Middle class growing fast in AfricaComment on this story
Johannesburg - Last year, a wave of sparkling champagne hit Nigeria’s shores when it was declared the world’s biggest-growing market for the tipple.
Earlier this year, the country also knocked South Africa to a solid second place when its economy outshone ours as the biggest in Africa.
But political economist Simon Freemantle, the author of a new report, “Understanding Africa’s Middle Class”, said we shouldn’t be jealous of our neighbours, but rather try to get an invitation to the continental party.
“The view of Africa’s growth as a threat is a narrow-minded one,” he said yesterday at a presentation of the report.
“All this makes Africa more alluring (generally), it deepens opportunities for South African companies…
“If South Africa can combine itself more with what’s happening in Africa, it will allow us to lift out of this (economic) mire that we are in,” said Freemantle.
He said it was also important not to compare our growth to that of countries that were vastly less developed and complex in terms of their levels of infrastructure.
Freemantle said we should not compare ourselves, for example, to our neighbour Mozambique, which had an economy of only R170 billion and had recently discovered major untapped natural resources.
Freemantle, who compiled the report on the middle class in Africa for Standard Bank, found that in 11 of sub-Saharan Africa’s biggest economies – excluding South Africa – the middle class had increased by 230 percent since 2000.
However, the Standard Bank employee found that 86 percent of households in these countries were still low-income.
In many cases, although ongoing improvements were expected, these improvements constituted an improvement from, for example, an LSM 1 household to be raised to an LSM 2 or 3, as opposed to a dramatic and extreme change into the middle class or wealthy.
Freemantle added that in many African countries, the products that were doing well were things that had been slightly out of people’s range of spending before, because they were not essentials, for example fast food.

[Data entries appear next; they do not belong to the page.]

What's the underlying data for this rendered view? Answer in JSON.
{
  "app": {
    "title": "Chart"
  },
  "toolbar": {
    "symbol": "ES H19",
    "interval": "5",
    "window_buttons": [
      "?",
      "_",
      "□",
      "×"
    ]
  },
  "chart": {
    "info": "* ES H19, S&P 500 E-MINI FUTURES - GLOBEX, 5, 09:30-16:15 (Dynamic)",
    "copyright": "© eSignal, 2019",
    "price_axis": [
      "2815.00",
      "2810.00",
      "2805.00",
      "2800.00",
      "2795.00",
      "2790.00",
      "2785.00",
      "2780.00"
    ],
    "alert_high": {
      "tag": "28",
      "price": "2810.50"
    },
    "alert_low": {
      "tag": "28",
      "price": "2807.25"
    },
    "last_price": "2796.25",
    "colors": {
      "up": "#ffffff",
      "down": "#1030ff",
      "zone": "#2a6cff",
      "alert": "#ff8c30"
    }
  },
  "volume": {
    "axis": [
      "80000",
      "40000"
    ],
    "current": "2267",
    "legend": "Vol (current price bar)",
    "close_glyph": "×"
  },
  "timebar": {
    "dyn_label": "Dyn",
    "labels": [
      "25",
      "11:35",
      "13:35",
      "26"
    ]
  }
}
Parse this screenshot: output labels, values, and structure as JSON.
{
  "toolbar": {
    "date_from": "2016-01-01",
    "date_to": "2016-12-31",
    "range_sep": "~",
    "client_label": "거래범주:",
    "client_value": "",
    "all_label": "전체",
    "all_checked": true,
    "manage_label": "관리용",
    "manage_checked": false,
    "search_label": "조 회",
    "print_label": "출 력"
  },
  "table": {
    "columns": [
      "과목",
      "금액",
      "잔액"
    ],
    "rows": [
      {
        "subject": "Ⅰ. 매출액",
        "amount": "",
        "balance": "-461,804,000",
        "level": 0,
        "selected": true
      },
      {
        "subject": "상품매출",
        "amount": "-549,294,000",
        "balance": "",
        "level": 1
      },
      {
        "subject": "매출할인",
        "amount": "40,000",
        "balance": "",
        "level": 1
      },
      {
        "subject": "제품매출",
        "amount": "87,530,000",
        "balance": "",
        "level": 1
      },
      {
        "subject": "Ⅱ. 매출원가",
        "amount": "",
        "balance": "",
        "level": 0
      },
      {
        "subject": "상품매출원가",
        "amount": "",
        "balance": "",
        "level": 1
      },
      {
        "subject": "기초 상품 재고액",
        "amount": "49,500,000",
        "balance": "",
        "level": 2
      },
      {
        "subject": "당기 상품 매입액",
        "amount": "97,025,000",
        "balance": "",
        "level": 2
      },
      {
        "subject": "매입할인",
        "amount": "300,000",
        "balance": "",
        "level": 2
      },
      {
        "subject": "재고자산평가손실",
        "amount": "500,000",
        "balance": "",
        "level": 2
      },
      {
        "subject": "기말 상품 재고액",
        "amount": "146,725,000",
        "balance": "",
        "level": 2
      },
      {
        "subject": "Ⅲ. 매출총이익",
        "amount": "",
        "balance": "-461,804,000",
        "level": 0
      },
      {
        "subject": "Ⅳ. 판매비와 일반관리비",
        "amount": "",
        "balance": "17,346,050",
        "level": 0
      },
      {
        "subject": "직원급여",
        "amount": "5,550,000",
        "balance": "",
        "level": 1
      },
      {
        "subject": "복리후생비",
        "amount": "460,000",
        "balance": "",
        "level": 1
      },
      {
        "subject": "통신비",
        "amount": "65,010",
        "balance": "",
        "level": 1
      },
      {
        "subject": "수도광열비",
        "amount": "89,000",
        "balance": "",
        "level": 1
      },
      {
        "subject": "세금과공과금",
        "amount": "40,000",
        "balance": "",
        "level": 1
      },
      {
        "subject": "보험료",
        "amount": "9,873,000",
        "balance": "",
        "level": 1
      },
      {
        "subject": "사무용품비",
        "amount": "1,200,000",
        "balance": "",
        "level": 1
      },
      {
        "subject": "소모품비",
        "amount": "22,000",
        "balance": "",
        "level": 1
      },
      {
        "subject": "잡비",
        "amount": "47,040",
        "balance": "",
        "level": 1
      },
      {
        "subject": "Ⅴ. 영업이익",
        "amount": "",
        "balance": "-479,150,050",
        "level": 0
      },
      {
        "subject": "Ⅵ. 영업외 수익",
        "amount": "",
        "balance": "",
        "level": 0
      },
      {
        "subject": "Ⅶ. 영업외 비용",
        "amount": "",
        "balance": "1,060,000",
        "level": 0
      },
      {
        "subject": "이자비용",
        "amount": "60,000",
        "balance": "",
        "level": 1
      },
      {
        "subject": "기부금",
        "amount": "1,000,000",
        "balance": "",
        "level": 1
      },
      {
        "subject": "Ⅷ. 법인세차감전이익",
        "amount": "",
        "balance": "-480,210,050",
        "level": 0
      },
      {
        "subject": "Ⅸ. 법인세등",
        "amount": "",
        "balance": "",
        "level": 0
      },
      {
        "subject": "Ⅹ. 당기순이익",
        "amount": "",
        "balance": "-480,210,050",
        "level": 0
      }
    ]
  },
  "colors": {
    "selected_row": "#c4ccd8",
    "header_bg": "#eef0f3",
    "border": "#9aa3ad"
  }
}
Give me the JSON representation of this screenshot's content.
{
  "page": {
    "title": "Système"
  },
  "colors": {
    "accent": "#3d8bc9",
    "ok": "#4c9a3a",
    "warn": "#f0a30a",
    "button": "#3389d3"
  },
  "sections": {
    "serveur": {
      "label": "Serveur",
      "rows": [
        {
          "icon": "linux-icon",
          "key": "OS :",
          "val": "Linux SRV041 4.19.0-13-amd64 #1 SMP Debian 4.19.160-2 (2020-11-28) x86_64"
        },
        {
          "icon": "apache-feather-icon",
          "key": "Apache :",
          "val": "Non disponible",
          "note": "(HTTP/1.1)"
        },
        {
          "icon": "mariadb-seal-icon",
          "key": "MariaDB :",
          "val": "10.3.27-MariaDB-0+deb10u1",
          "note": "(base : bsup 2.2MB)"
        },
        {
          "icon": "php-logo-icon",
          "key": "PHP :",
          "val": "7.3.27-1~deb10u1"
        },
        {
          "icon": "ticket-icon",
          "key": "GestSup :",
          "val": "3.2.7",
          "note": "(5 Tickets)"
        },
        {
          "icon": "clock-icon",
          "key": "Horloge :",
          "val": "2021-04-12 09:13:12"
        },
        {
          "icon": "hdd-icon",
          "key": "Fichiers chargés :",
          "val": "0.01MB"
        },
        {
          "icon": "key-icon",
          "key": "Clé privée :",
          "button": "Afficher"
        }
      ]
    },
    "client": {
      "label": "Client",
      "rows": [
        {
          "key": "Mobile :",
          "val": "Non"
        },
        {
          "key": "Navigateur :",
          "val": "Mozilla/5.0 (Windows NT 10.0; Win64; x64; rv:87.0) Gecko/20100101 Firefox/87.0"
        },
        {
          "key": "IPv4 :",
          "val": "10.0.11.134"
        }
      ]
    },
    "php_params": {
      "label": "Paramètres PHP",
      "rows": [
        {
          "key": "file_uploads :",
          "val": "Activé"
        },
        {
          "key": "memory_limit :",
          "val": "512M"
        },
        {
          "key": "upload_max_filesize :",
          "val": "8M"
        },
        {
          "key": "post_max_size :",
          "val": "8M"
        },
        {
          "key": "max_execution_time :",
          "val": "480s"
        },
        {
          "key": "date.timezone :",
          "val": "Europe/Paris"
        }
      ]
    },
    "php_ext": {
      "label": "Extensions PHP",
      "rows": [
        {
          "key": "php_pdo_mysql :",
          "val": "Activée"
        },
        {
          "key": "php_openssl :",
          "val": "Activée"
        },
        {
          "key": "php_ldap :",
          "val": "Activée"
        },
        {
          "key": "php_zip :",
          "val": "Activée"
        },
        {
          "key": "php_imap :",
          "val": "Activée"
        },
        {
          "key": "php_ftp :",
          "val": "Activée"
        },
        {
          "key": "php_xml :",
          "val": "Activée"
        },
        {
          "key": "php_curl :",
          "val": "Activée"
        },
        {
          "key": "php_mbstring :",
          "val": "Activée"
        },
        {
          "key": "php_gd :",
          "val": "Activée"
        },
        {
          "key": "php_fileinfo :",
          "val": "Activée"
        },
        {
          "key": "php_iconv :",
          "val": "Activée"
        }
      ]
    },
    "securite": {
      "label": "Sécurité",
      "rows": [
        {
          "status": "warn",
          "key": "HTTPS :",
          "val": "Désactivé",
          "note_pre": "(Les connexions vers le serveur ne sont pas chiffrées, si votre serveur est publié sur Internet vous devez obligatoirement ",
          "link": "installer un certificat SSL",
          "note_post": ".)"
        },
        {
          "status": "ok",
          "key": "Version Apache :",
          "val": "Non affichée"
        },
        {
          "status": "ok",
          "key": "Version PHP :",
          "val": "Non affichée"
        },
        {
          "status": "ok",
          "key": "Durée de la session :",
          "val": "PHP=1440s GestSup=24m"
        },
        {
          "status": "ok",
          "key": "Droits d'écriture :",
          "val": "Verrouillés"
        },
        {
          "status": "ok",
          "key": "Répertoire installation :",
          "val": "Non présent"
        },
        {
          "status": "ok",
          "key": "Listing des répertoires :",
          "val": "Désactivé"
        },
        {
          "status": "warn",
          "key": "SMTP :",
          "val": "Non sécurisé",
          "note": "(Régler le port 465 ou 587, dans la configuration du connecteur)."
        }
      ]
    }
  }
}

Freemantle emphasised that political stability was still fundamental to Africa’s continued growth. - The Star